Valve does a 180 on AI-made games on Steam

  • Steam will begin selling games that have AI-made assets in them after blocking these games in 2023.
  • Steam-owner Valve says that the primary concern for these games is that AI-generated content in them would cause copyright issues.
  • Developers will now have to disclose if their games contain AI-content if they want to sell them on Steam.

After several months of blocking games that include AI-generated content from being sold on its platform, Steam-owner Valve has now expanded its policy on AI, and will begin allowing developers who use AI tools to sell their games through the digital marketplace. But there are caveats.

“Back in June, we shared that while our goal continues to be shipping as many games as possible on Steam, we needed some time to learn about the fast-moving and legally murky space of AI technology, especially given Steam’s worldwide reach,” said Valve in a blog post on Tuesday explaining its new policy on the topic.

Valve said at that time that it was concerned about AI content being generated for in-game use, and that it could present a copyright issue for the vendor. Games that used AI content would be banned from being in the Steam Store.

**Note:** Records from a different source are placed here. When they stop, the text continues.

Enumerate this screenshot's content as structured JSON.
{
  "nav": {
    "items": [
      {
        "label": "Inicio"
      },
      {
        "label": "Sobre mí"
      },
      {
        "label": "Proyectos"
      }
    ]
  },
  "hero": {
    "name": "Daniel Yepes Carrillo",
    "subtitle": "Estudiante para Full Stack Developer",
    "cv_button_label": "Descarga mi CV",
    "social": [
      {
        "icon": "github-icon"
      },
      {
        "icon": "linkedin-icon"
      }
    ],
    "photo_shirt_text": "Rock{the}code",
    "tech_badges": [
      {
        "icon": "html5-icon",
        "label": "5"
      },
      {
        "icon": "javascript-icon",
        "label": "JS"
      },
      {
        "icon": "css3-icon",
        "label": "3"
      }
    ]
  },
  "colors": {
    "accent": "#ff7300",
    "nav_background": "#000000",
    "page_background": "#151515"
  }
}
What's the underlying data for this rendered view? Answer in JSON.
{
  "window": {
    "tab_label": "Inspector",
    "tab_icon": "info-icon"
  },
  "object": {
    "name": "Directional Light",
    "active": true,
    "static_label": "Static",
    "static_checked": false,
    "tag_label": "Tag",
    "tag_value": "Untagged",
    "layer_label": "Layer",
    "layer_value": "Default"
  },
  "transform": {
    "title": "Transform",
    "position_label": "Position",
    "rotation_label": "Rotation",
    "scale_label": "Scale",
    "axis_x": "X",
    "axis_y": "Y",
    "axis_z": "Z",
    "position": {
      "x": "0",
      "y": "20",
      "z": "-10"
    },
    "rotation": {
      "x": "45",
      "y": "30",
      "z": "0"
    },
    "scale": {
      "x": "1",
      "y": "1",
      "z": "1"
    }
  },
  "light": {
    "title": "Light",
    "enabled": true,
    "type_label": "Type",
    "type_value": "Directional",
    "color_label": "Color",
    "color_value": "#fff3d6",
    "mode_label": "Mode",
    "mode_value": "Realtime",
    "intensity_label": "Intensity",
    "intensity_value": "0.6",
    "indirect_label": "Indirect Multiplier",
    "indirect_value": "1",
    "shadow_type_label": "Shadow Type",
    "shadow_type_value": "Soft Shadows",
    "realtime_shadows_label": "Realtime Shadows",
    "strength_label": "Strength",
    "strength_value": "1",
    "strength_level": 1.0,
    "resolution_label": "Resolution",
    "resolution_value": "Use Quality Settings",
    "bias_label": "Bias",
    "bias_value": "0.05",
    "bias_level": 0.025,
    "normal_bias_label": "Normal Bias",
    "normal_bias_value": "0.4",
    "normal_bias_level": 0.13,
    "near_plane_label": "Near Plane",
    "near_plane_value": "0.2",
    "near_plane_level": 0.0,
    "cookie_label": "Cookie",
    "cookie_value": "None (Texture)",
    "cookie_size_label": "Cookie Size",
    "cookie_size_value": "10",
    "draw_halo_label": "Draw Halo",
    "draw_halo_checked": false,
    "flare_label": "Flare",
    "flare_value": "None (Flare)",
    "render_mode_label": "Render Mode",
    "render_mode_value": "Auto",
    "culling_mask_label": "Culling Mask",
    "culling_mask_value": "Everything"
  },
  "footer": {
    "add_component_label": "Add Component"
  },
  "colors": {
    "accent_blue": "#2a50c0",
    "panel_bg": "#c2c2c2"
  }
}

The Steam marketplace is the premier location to buy and sell PC games on the internet, with thousands of developers looking to put their creations on the platform. Transactions for videogames on the Steam are worth several billions of dollars.

“While we strive to ship most titles submitted to us, we cannot ship games for which the developer does not have all of the necessary rights,” Valve told a game developer when they submitted their game to be sold on Steam in July 2023. The developer admits in a Reddit post that they had used AI tools to create a few assets for their game.

“After reviewing, we have identified intellectual property in [Game Name Here] which appears to belong to one or more third parties. In particular, [Game Name Here] contains art assets generated by artificial intelligence that appear to be relying on copyrighted material owned by third parties,” the Steam owner explained, blocking the game from entering the store.

However, more than half a year later Valve has seemingly had enough time to ponder the ramifications of AI tools being used in games, and has now introduced a new method to handle AI-content, which the company says will allow them to publish the “vast majority of games that use it” on Steam.

The Steam AI workaround

Valve now requires developers to disclose if they use AI-generated assets in their games. Developers will now need to describe if the AI content is either pre-generated or live-generated. The difference being that pre-generated content was made through AI software during development, while live-generated content is in-game assets that are being generated by AI while the game is running.

The company explains games that use pre-generated content will be allowed on Steam, while games that use live-generated content will have to go through a few more hoops. Developers using AI tools will have to promise Valve that they are not pulling from copyrighted content if they want their game to be sold.

“Under the Steam Distribution Agreement, [developers] promise Valve that [their] game will not include illegal or infringing content, and that [their] game will be consistent with [their] marketing materials. In our pre-release review, we will evaluate the output of AI generated content in [their] game the same way we evaluate all non-AI content – including a check that [their] game meets those promises,” the company details.

“In the Content Survey, you’ll need to tell us what kind of guardrails you’re putting on your AI to ensure it’s not generating illegal content,” it adds.

Additionally, Valve will now introduce a method for players to be able to report illegal or infringing AI-generated content while they are in-game using the Steam overlay function.

“Today’s changes are the result of us improving our understanding of the landscape and risks in this space, as well as talking to game developers using AI, and those building AI tools,” Valve adds.

“This will allow us to be much more open to releasing games using AI technology on Steam. The only exception to this will be Adult Only Sexual Content that is created with Live-Generated AI – we are unable to release that type of content right now.”

Is it okay to use AI assets in games?

The topic of AI-generated assets, such as art, sound, music, etc. for games is tricky. While digital artists online now have to compete with AI tools like StableDiffusion and Midjourney for work, these same tools allow smaller developers – such as one-person teams – to more easily and affordably develop titles.

Videogame development is a multi-disciplinary art form and AI tools allow devs who can programme but can’t draw the ability to include art assets in their games, for example, especially if they can’t afford to pay an artist.

The problem that Valve may run into with this new model of having developers disclose if there are any copyright risks with their content before allowing these games on Steam, is that there will often most certainly be.

On Tuesday, ChatGPT-creator OpenAI told a UK House of Lords committee that generative AI models require copyright-infringing content to be able to function properly. Image-generating platform StableDiffusion hinges its content generation on user-created “models” which are vast databases of images pulled from the internet, collected and labelled. Most models use entirely unoriginal content found online that belongs to others and taken without compensation.


About Author


Related News